Getting it on iTunes
You have to have iTunes on your personal computer. Open it up and go to the iTunes store. Click on podcasts and on the menu, which is currently on the right, click on “submit a podcast”. Enter in the URL information from Feedburner and click submit. Follow the instruction from there. You should hear something back from iTunes within 3 days and your podcast should show up on a search within 10 days. I have seen it go quicker and I have seen it take longer. Be patient and contact customer service if you feel it has been too long.
iTunes can be a bit difficult to deal with, but the are the best way to get you going. But don’t forget about all the other podcast subscription services out there; such as podbean, podcast alley, and more. There is a great service called Podcast Blaster that will help you get your podcast posted to 50+ subscription services. It takes a long time to do this, so be prepared to sit for a while.
Promote Your Podcast

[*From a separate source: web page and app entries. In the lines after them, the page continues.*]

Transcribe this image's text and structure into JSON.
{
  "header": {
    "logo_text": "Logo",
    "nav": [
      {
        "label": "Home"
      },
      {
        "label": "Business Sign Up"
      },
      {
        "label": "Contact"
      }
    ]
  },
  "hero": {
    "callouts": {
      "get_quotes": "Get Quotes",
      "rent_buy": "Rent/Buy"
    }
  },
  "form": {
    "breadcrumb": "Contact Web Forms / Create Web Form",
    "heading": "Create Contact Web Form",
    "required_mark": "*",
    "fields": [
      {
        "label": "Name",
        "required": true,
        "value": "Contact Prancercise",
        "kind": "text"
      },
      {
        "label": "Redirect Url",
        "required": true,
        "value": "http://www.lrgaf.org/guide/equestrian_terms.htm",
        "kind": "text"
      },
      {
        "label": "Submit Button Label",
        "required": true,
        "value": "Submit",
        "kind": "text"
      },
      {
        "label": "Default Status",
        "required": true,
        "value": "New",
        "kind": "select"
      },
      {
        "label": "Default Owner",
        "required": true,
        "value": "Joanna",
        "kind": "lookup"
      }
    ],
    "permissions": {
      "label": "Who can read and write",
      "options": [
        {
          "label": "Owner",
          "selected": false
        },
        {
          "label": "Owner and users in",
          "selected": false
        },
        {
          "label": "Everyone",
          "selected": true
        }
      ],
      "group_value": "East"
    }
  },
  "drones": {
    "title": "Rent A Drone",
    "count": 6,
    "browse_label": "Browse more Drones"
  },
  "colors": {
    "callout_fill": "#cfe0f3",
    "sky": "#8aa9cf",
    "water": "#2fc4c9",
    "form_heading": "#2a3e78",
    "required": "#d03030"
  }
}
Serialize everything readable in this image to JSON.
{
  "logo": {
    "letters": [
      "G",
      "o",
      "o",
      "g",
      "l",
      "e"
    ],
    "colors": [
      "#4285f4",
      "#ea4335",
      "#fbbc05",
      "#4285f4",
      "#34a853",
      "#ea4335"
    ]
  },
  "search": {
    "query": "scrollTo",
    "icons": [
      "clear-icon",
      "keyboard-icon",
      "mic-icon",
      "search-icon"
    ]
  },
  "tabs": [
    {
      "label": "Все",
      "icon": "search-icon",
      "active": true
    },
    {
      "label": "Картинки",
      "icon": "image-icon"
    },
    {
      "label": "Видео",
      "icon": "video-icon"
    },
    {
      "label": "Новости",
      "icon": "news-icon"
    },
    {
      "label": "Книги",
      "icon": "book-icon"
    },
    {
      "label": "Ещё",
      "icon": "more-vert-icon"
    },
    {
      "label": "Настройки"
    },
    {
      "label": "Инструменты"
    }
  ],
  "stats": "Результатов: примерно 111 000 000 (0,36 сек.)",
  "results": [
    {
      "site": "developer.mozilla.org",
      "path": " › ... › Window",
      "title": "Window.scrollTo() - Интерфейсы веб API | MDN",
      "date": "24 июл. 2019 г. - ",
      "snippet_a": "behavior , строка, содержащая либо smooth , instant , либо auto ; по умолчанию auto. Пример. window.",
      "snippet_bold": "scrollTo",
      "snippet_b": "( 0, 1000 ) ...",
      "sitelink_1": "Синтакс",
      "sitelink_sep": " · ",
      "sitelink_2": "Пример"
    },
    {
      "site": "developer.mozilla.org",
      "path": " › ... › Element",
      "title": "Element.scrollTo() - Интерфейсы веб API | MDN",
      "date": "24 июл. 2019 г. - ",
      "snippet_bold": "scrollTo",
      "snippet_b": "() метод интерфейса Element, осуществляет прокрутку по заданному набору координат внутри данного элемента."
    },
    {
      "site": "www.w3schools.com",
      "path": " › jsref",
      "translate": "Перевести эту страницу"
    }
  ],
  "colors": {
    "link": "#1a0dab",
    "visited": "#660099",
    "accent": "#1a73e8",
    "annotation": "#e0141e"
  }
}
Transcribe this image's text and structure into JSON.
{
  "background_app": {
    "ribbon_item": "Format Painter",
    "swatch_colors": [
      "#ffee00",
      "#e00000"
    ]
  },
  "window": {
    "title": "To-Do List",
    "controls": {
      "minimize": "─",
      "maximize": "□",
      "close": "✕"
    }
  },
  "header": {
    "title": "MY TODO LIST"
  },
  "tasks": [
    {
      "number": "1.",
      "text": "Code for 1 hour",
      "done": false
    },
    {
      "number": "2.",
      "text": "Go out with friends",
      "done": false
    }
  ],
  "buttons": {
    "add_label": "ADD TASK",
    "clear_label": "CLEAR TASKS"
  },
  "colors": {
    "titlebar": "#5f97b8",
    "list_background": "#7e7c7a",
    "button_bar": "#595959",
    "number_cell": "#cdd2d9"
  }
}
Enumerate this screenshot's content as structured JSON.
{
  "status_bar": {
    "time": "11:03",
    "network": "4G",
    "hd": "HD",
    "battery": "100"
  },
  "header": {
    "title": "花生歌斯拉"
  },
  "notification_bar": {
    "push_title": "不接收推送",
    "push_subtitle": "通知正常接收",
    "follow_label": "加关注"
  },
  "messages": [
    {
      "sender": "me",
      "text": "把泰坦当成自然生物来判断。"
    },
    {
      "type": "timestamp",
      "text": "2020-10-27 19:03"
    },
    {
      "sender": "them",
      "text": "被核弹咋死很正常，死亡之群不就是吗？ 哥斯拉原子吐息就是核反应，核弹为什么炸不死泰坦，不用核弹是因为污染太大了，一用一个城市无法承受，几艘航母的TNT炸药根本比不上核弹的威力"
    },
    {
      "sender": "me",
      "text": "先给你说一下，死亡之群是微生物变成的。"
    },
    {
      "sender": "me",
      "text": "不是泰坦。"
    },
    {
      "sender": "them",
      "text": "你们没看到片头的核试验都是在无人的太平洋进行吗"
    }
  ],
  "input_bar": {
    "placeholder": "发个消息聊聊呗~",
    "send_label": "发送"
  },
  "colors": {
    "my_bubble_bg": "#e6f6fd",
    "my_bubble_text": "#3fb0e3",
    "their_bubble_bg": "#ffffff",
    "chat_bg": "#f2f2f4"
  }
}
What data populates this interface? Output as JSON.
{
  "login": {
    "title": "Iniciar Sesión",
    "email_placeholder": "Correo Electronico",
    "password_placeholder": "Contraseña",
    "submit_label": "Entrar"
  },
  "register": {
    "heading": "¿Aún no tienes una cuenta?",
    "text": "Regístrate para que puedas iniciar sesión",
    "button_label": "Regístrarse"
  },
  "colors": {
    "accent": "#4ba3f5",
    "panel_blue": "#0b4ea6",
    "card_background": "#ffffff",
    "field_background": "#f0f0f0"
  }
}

Once you are up and running create a 30 second promo recording. It should say what your podcast is, what it is about, and where to find it. Send this to all the other podcasts that cover the same subject matter as you. Ask them to play it on their show. Most people won’t turn you down and it is a great way to get some listeners fast. Don’t be shy.
Well, that is about it. I know this looks a bit overwelming, but I wanted to give you all the information I have. Don’t hesitate to email me with any corrections, suggestions, or questions. As I get more information I will update this page, so check back.